  10. 10. Association of the Dutch Chemical Industry, 2016. Dutch Chemical Industry. [online] Available at: [Accessed 9 October 2016] Digital Gateway to Europe, 2016. [online] Available at: [Accessed 10 October 2016] European Commission, 2014. Antitrust Overview. [online] Available at: [Accessed 12 October 2016] European Trade Union Institute, 2015. National Industrial Relations: Trade Unions. [online] Available at: [Accessed 12 October 2016] Government of the Netherlands, 2016. Export, Import and customs. [online] Available at: [Accessed 9 October 2016] Government of the Netherlands, 2016. Tax treaties. [online] Available at: [Accessed 14 October 2016] Hoppe, R., Woldendorp, J. and Bandelow, N.C., 2016. Netherlands Report: Sustainable Governance Indicators 2016. [pdf] Available at: http://www.sgi- [Accessed 7 October 2016] Ministry of Foreign Affairs, 2016. Holland Compared: Facts and figures. 2nd ed. [pdf] Available at: compared-2nd-edition-2016 [Accessed 7 October 2016] Reference list
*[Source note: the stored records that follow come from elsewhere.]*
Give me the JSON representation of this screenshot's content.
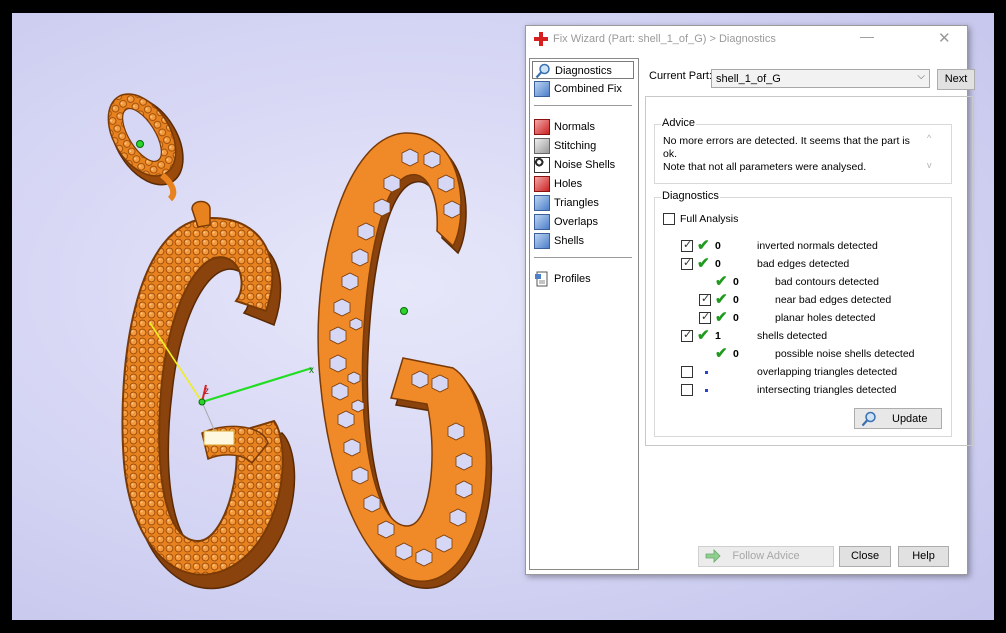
{
  "window": {
    "title": "Fix Wizard (Part: shell_1_of_G) > Diagnostics",
    "minimize_glyph": "—",
    "close_glyph": "✕"
  },
  "sidebar": {
    "items": [
      {
        "label": "Diagnostics",
        "icon": "magnifier-icon",
        "active": true
      },
      {
        "label": "Combined Fix",
        "icon": "cube-icon"
      },
      {
        "label": "Normals",
        "icon": "cube-icon"
      },
      {
        "label": "Stitching",
        "icon": "cube-icon"
      },
      {
        "label": "Noise Shells",
        "icon": "noise-shells-icon"
      },
      {
        "label": "Holes",
        "icon": "holes-icon"
      },
      {
        "label": "Triangles",
        "icon": "cube-icon"
      },
      {
        "label": "Overlaps",
        "icon": "cube-icon"
      },
      {
        "label": "Shells",
        "icon": "cube-icon"
      },
      {
        "label": "Profiles",
        "icon": "document-icon"
      }
    ]
  },
  "part": {
    "label": "Current Part:",
    "value": "shell_1_of_G",
    "next_label": "Next"
  },
  "advice": {
    "title": "Advice",
    "line1": "No more errors are detected. It seems that the part is ok.",
    "line2": "Note that not all parameters were analysed.",
    "scroll_up": "^",
    "scroll_down": "v"
  },
  "diagnostics": {
    "title": "Diagnostics",
    "full_analysis_label": "Full Analysis",
    "full_analysis_checked": false,
    "rows": [
      {
        "label": "inverted normals detected",
        "count": "0",
        "checked": true,
        "ok": true
      },
      {
        "label": "bad edges detected",
        "count": "0",
        "checked": true,
        "ok": true
      },
      {
        "label": "bad contours detected",
        "count": "0",
        "checked": null,
        "ok": true
      },
      {
        "label": "near bad edges detected",
        "count": "0",
        "checked": true,
        "ok": true
      },
      {
        "label": "planar holes detected",
        "count": "0",
        "checked": true,
        "ok": true
      },
      {
        "label": "shells detected",
        "count": "1",
        "checked": true,
        "ok": true
      },
      {
        "label": "possible noise shells detected",
        "count": "0",
        "checked": null,
        "ok": true
      },
      {
        "label": "overlapping triangles detected",
        "count": "",
        "checked": false,
        "ok": false
      },
      {
        "label": "intersecting triangles detected",
        "count": "",
        "checked": false,
        "ok": false
      }
    ],
    "check_glyph": "✔",
    "box_glyph": "✓",
    "update_label": "Update"
  },
  "footer": {
    "follow_label": "Follow Advice",
    "close_label": "Close",
    "help_label": "Help"
  },
  "viewport": {
    "axis_x": "x",
    "axis_z": "z",
    "colors": {
      "model": "#f08a28",
      "model_dark": "#a24d0a",
      "axis_x": "#22dd22",
      "axis_y": "#eeee22",
      "axis_z": "#dd2222",
      "background": "#d6d6f5"
    }
  }
}
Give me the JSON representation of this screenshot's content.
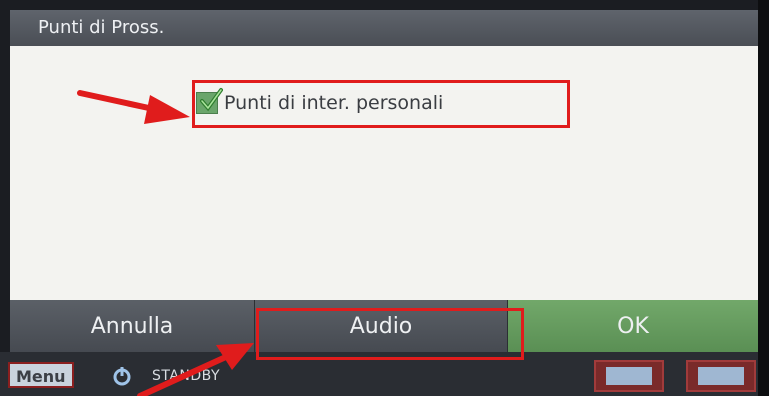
{
  "title": "Punti di Pross.",
  "content": {
    "checkbox_label": "Punti di inter. personali",
    "checked": true
  },
  "buttons": {
    "cancel": "Annulla",
    "audio": "Audio",
    "ok": "OK"
  },
  "status": {
    "menu": "Menu",
    "standby": "STANDBY"
  },
  "icons": [
    "check-icon",
    "standby-power-icon"
  ],
  "colors": {
    "highlight": "#e01c1c",
    "ok_button": "#6a9f62",
    "checkbox": "#6aa56b"
  }
}
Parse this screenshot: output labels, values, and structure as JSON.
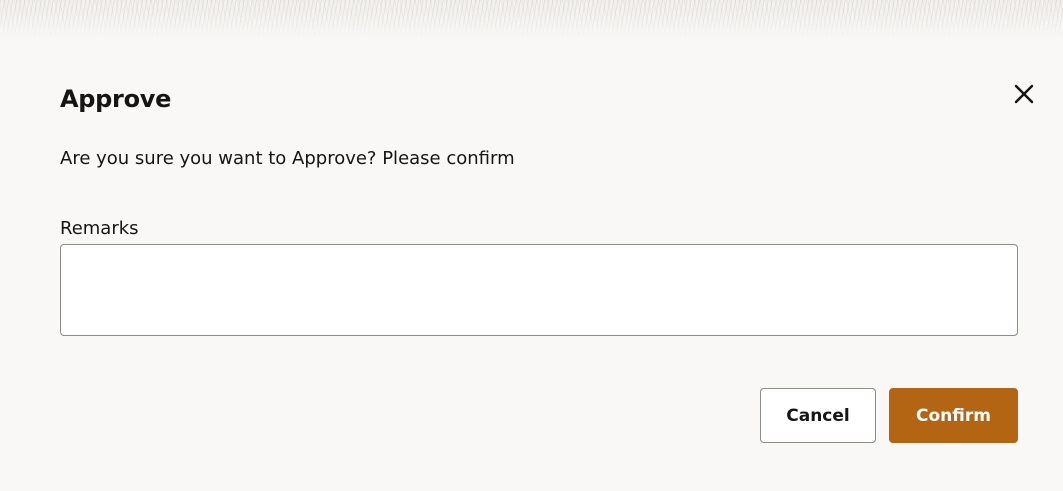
{
  "dialog": {
    "title": "Approve",
    "message": "Are you sure you want to Approve? Please confirm",
    "close_icon": "close-icon",
    "remarks": {
      "label": "Remarks",
      "value": "",
      "placeholder": ""
    },
    "buttons": {
      "cancel_label": "Cancel",
      "confirm_label": "Confirm"
    }
  },
  "colors": {
    "background": "#f9f8f6",
    "text": "#161513",
    "border": "#8f8b86",
    "confirm_button": "#b46514",
    "confirm_text": "#ffffff"
  }
}
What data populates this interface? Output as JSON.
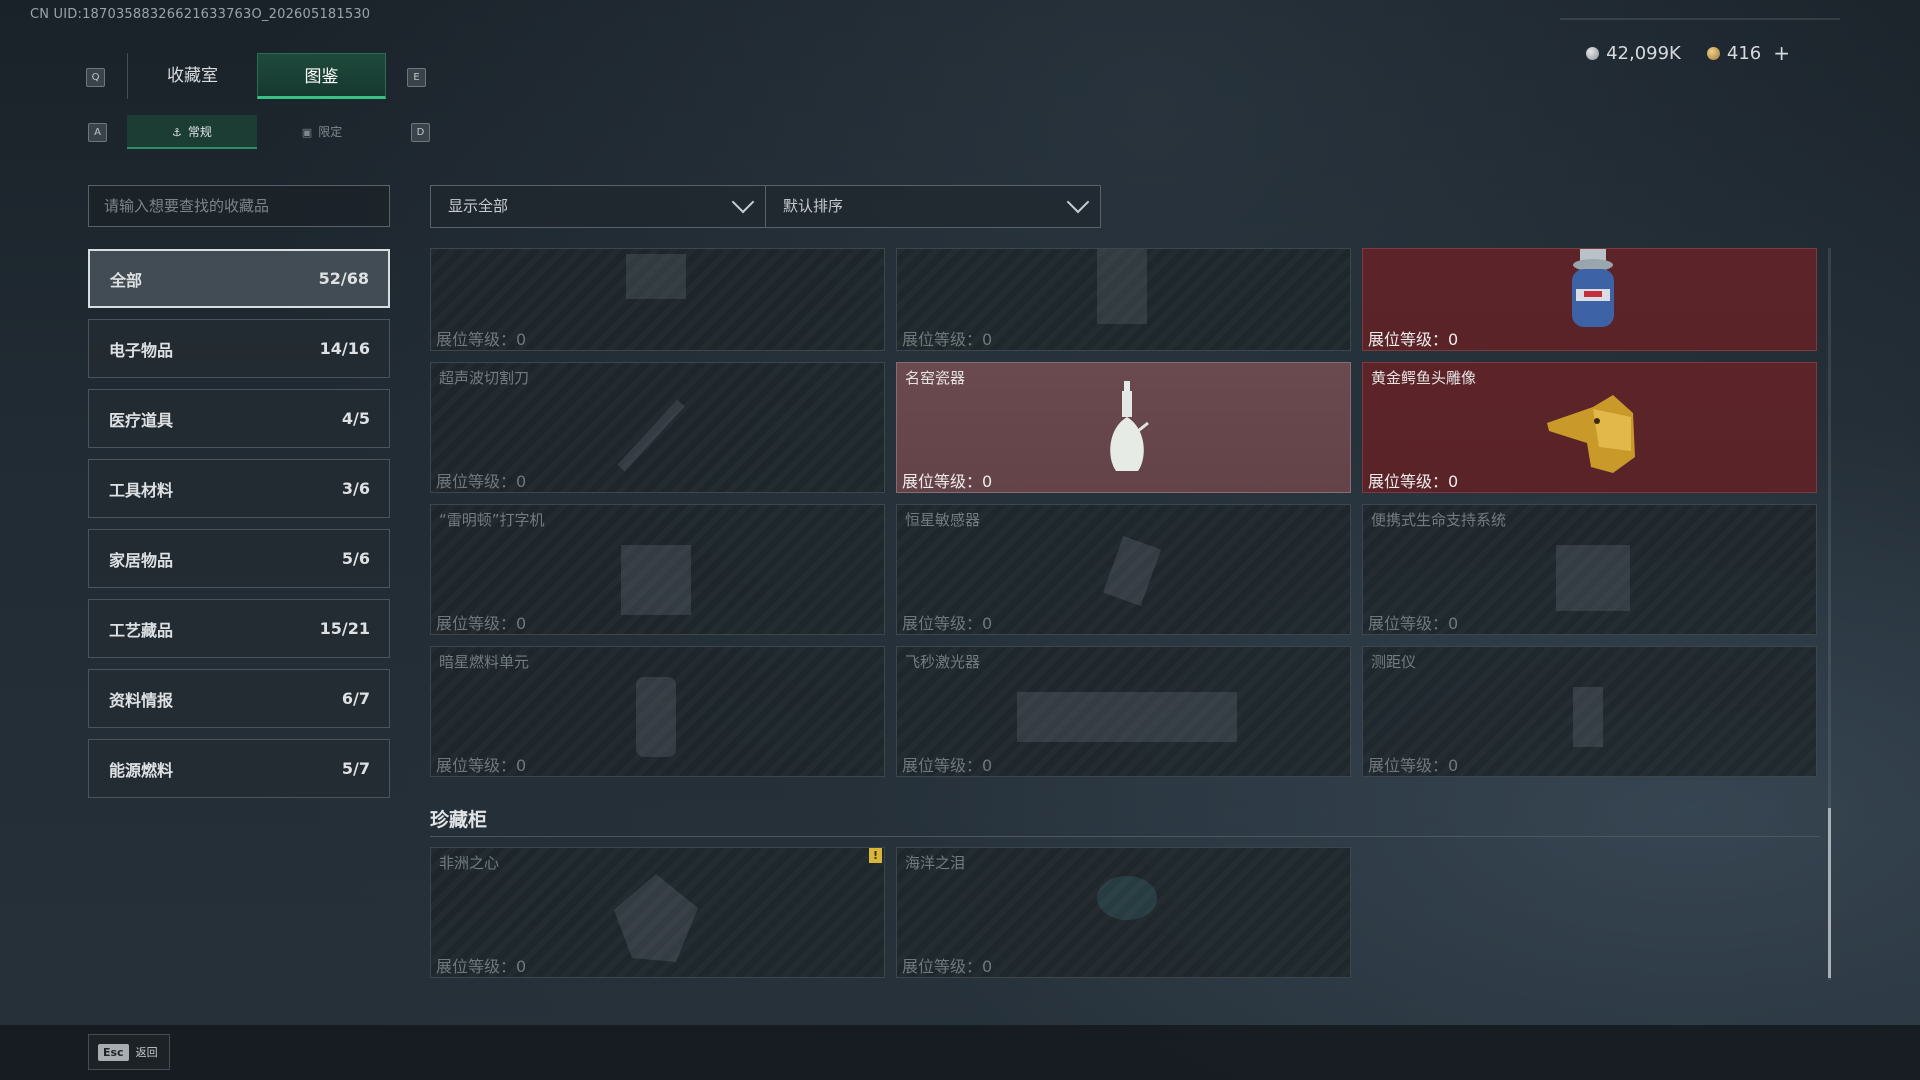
{
  "uid_text": "CN UID:18703588326621633763О_202605181530",
  "nav": {
    "key_prev": "Q",
    "key_next": "E",
    "tabs": [
      {
        "label": "收藏室",
        "active": false
      },
      {
        "label": "图鉴",
        "active": true
      }
    ],
    "sub_key_prev": "A",
    "sub_key_next": "D",
    "subtabs": [
      {
        "label": "常规",
        "icon": "bottle-icon",
        "active": true
      },
      {
        "label": "限定",
        "icon": "image-icon",
        "active": false
      }
    ]
  },
  "currency": {
    "silver_value": "42,099K",
    "gold_value": "416",
    "plus": "+"
  },
  "search": {
    "placeholder": "请输入想要查找的收藏品"
  },
  "filters": {
    "show": "显示全部",
    "sort": "默认排序"
  },
  "categories": [
    {
      "label": "全部",
      "count": "52/68",
      "active": true
    },
    {
      "label": "电子物品",
      "count": "14/16"
    },
    {
      "label": "医疗道具",
      "count": "4/5"
    },
    {
      "label": "工具材料",
      "count": "3/6"
    },
    {
      "label": "家居物品",
      "count": "5/6"
    },
    {
      "label": "工艺藏品",
      "count": "15/21"
    },
    {
      "label": "资料情报",
      "count": "6/7"
    },
    {
      "label": "能源燃料",
      "count": "5/7"
    }
  ],
  "items": [
    {
      "name": "",
      "level": "展位等级：0",
      "state": "locked"
    },
    {
      "name": "",
      "level": "展位等级：0",
      "state": "locked"
    },
    {
      "name": "",
      "level": "展位等级：0",
      "state": "owned-red",
      "icon": "gas-canister-icon"
    },
    {
      "name": "超声波切割刀",
      "level": "展位等级：0",
      "state": "locked"
    },
    {
      "name": "名窑瓷器",
      "level": "展位等级：0",
      "state": "owned-pink",
      "icon": "porcelain-vase-icon"
    },
    {
      "name": "黄金鳄鱼头雕像",
      "level": "展位等级：0",
      "state": "owned-red",
      "icon": "golden-crocodile-icon"
    },
    {
      "name": "“雷明顿”打字机",
      "level": "展位等级：0",
      "state": "locked"
    },
    {
      "name": "恒星敏感器",
      "level": "展位等级：0",
      "state": "locked"
    },
    {
      "name": "便携式生命支持系统",
      "level": "展位等级：0",
      "state": "locked"
    },
    {
      "name": "暗星燃料单元",
      "level": "展位等级：0",
      "state": "locked"
    },
    {
      "name": "飞秒激光器",
      "level": "展位等级：0",
      "state": "locked"
    },
    {
      "name": "测距仪",
      "level": "展位等级：0",
      "state": "locked"
    }
  ],
  "treasure": {
    "title": "珍藏柜",
    "items": [
      {
        "name": "非洲之心",
        "level": "展位等级：0",
        "flag": "!"
      },
      {
        "name": "海洋之泪",
        "level": "展位等级：0"
      }
    ]
  },
  "footer": {
    "esc_key": "Esc",
    "back_label": "返回"
  }
}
  11. 11. Ministry of Infrastructure and the Environment, 2016. From Waste to Resources. [online] Available at: activities/national-waste/ [Accessed 14 October 2016] NBTC Holland Marketing, 2016. Holland. [online] Available at: [Accessed 5 October 2016] Netherlands Enterprise Agency, 2016. Holland Trade and Invest. [online] Available at: [ Accessed 5 October 2016] Netherlands Enterprise Agency, 2016. Netherlands Enterprise Agency [online] Available at: [Accessed 5 October 2016] Netherlands Foreign Investment Agency, 2016. Invest in Holland. [online] Available at: [Accessed 5 October 2016] Netherlands Foreign Investment Agency, 2016. Invest in Holland: One of the World’s Top Locations for Business. [pdf] Available at: [Accessed 10 October 2016] Port of Rotterdam, 2016. Fact and figures about the port. [online] Available at: Price waterhouse Cooper, 2016. Doing Business in the Netherlands Guide 2016. [pdf] Available at: [Accessed 13 October 2016] Statistics Netherlands, 2016. CBS. [online] Available at: [Accessed 14 October 2016] Reference list